    You are correct though that the majority of plastics we use today are derived from petroleum.

    ReplyDelete
  30. As I read this I kept thinking of that great scene from "The Graduate" where some guy is talking to Hoffman about his future and he says "Plastics." You make some very good points here. I use my plastic bags to scoop the dirty cat litter into. The rest I recycle. But I try to remember to take my cloth bags with me. Like the previous commenter, mine make it about as far as the car most of the time. But now I'm duly shamed and I'm going to try hard.

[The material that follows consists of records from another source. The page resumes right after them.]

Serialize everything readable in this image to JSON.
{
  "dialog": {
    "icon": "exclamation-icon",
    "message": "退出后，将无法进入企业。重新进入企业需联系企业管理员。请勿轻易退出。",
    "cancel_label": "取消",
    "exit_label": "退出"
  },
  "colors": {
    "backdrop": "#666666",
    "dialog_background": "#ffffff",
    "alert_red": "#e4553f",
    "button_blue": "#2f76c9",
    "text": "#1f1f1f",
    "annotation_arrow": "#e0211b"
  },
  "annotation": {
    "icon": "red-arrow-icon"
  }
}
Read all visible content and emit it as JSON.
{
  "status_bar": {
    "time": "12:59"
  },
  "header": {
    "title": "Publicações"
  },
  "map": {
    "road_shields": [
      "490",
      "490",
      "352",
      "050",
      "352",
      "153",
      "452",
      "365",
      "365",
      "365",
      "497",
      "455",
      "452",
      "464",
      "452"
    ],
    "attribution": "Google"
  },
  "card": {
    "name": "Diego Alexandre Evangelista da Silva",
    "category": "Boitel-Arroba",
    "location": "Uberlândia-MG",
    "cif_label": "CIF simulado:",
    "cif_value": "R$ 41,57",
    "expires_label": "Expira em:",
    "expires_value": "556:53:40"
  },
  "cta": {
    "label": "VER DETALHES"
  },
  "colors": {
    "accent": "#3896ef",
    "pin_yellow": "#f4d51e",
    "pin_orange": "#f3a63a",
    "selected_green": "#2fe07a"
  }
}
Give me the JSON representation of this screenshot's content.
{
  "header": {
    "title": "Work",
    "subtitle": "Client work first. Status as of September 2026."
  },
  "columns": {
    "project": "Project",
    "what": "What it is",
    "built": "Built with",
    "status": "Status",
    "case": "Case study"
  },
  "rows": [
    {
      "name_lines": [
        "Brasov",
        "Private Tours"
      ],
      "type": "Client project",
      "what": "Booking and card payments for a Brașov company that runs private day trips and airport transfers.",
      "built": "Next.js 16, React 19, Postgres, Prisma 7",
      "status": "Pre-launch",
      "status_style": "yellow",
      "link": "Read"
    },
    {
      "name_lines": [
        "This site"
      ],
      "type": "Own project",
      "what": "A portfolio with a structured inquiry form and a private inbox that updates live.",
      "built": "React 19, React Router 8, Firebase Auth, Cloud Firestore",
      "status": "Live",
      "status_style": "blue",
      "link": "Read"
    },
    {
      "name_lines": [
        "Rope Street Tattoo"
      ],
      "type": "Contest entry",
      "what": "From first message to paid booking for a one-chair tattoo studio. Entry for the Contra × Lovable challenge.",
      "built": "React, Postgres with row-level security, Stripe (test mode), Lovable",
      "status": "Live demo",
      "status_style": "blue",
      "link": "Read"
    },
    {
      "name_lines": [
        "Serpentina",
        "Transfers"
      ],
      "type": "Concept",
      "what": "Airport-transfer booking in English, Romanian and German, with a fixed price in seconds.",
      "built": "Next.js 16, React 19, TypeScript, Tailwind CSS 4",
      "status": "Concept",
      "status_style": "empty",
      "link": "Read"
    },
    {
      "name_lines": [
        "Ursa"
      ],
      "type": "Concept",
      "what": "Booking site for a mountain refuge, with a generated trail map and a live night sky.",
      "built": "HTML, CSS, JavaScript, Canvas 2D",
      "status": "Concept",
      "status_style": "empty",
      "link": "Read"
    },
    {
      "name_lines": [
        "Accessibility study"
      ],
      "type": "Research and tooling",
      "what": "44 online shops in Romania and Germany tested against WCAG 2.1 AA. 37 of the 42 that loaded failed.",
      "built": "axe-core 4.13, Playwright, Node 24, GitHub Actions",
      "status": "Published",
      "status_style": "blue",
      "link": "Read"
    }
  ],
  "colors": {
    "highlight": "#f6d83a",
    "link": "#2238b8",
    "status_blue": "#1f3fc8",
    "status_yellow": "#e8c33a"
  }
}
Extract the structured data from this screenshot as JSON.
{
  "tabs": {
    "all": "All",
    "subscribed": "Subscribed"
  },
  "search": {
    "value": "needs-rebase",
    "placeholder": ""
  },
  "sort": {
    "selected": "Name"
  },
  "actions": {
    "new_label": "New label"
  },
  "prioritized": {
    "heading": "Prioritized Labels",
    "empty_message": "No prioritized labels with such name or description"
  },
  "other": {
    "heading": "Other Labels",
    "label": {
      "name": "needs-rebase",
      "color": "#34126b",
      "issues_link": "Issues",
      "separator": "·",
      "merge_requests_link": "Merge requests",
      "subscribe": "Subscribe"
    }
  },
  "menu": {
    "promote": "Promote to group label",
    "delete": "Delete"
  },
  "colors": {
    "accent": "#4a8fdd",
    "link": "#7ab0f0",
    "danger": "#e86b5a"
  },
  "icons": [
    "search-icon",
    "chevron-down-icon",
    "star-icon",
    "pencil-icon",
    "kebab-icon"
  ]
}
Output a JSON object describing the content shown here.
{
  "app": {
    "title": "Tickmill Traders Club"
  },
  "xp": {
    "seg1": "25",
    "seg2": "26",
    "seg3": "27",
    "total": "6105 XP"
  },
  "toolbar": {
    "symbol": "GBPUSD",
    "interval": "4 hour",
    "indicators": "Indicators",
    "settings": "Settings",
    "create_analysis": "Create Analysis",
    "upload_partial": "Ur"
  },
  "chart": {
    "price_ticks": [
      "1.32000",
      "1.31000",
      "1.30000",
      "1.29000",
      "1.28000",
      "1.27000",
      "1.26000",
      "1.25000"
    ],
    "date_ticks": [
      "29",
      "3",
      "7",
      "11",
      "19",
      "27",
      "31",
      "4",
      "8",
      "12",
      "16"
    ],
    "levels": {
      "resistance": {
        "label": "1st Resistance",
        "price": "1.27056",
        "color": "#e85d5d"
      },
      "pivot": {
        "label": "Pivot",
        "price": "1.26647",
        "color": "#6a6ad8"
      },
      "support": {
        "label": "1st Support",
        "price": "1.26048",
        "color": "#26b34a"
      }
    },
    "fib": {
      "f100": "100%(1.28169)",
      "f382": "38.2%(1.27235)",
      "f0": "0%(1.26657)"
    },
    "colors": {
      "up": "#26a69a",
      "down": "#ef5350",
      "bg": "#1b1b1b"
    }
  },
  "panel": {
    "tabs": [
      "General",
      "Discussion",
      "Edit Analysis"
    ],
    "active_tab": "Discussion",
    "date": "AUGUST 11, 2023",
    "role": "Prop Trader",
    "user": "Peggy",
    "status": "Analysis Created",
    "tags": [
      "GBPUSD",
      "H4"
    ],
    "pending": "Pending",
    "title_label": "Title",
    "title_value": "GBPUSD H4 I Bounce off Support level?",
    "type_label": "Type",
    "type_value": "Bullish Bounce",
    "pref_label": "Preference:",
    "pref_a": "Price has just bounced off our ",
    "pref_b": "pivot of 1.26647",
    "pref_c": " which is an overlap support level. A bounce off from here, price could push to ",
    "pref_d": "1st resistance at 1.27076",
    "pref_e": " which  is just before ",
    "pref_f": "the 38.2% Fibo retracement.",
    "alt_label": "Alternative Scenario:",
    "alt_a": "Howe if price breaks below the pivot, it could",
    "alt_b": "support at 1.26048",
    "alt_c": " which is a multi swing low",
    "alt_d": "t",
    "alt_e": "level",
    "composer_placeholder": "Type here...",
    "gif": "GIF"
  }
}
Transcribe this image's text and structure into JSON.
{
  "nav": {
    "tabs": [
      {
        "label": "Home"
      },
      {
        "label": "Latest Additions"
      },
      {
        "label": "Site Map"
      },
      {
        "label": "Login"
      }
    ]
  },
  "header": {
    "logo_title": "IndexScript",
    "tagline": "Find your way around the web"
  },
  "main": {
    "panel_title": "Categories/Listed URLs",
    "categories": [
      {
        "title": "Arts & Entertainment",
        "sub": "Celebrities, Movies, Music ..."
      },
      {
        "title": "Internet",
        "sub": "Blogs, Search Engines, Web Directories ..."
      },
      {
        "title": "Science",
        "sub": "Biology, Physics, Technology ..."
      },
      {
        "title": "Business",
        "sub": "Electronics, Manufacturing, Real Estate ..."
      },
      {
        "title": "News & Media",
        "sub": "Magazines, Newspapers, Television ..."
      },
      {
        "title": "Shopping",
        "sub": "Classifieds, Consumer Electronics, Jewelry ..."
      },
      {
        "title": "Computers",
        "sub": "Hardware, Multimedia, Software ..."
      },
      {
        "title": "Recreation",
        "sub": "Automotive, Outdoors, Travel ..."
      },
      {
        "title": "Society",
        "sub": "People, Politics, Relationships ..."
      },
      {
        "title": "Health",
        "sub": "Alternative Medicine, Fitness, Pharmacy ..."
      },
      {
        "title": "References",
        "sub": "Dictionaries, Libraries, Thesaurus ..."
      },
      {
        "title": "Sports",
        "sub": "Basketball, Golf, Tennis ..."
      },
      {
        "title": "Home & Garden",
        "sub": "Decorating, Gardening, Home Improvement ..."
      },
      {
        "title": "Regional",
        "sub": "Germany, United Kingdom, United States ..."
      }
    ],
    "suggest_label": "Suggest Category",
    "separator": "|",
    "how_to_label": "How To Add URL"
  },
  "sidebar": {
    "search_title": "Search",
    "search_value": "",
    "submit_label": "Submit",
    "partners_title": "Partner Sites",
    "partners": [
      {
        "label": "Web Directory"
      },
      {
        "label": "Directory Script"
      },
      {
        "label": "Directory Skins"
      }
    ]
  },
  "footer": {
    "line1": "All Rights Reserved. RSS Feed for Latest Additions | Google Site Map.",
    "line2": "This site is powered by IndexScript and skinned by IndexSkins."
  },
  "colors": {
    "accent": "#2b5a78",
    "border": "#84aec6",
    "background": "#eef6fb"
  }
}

I really am. Thanks for the thoughtful post.

    ReplyDelete
  31. plastic bags are a total blight on the earth. why are they always hanging from trees and telephone wires?? perhaps the naysayers have a good use for that as well. austin is also considering banning them. thankfully, i see a lot of people using their own reuseable bags these days.

    ReplyDelete
  32. Free plastic bags were banned in shops here (Ireland) a few years ago - we wondered how we could survive! So we all use cloth bags now or pay 20 cent for a plastic if we'd really really like one. As a child I recall trees decorated with white plastic bags all year round, and there was always one blowing in the breeze down the road - What an eco friendly way to warm your hands!

    ReplyDelete